━━ DATA SHOWN ━━

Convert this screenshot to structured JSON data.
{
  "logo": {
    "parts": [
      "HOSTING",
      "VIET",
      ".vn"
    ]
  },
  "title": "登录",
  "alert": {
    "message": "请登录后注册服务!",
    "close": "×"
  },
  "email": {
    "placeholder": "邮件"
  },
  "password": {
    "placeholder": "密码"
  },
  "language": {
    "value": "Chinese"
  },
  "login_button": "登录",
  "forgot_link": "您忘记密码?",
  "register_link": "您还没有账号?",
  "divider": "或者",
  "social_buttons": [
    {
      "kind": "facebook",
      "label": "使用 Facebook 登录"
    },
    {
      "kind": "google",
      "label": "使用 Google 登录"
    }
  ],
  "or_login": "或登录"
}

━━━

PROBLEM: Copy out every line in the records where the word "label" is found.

EXERCISE ANSWER:
      "label": "使用 Facebook 登录"
      "label": "使用 Google 登录"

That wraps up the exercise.